We need a clean, reliable and affordable electric grid to achieve deep decarbonization goals, including electrification. With its carbon-free profile, premier reliability characteristics, and low cost, hydropower should be foundational for decarbonization. To achieve its potential contribution, however, hydropower needs a fresh look from policymakers. I believe that without significant public policy changes, the nation risks losing existing hydropower capacity and its associated grid benefits.
For more than 100 years, hydropower has translated energy from falling water into electricity at an efficiency rate that exceeds 90% on many projects. Hydro also provides more of the services necessary for reliability than any other resource, including operating reserves, frequency regulation and black start capability. It is a premier generating resource.
In my service territory in Washington state, our hydropower assets connect us to our community. As a public power utility, it’s important that our customers are highly satisfied. Our hydro facilities support an amazing array of recreational facilities, which the community points to as one of the key benefits we provide.
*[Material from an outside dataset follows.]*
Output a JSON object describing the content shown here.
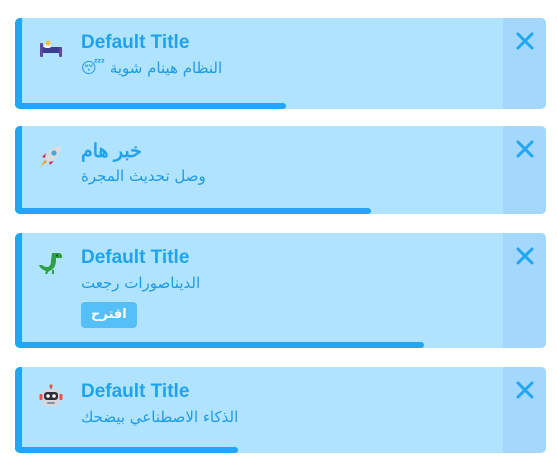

The facilities are also a visible example of environmental stewardship, as we have a “no net impact” habitat conservation plan in place for threatened and endangered salmon and steelhead.
Hydropower represents 65% of electric generation here in Washington, but this issue is much bigger than the Pacific Northwest. As of last year, the U.S. had more than 100 gigawatts of hydropower capacity, including pumped storage. In its 2016 Hydropower Vision report, the Department of Energy found that this capacity has the potential to grow to nearly 150 GW by 2050. The report states that a combined $209 billion in savings from avoided global damages from greenhouse gas emissions is possible, including $185 billion in savings from continuing to operate the existing hydropower fleet through 2050.
If the country intends to rely on existing hydropower to support the needs of a modern electric grid, public policies affecting hydropower need to be modernized as well. Most of the hydropower generation in this country was built from the 1930s to the 1980s, which means it’s aging. There is a massive need for reinvestment to maintain this capability. Issues such as market design, renewable portfolio standards, the relicensing process, and tax policy will largely influence whether these investments will be made. If hydropower is going to be a key component of a decarbonized system, then it should be treated equitably with other non-emitting renewables.
In Reinvigorating Hydropower, a white paper we prepared with the National Hydropower Association, we identified six key areas that must be addressed to facilitate long-term reinvestment in hydropower. If we don’t address some of these issues, the relative value we can place on hydropower goes down, which makes it harder to attract capital.
- Design the markets to value all the services that hydro provides.
- Make policies and incentives for carbon-reduction goals technology neutral.
- Don’t exclude hydro reinvestments from additionality criteria.
- Improve the relicensing process.
- Expand federal and state research and development.
- Improve contracting and quality control practices.
For hydropower asset owners, these things make a difference in terms of the timing and level of investment that we will make. For example, enhancing hydropower reliability will be crucial as the grid decarbonizes and brings more variable energy resources online. Sensor technologies developed over the past decade, along with data analytics, can enable owners and operators to better predict equipment failures and avoid forced outages.
With aging equipment and a weak investment climate, hydropower can no longer be a silent partner in achieving our clean energy and decarbonization goals. One of the biggest threats to hydropower is indifference. A combination of regulatory, incentive and market policies that better value the hydropower system can encourage refurbishment and expansion.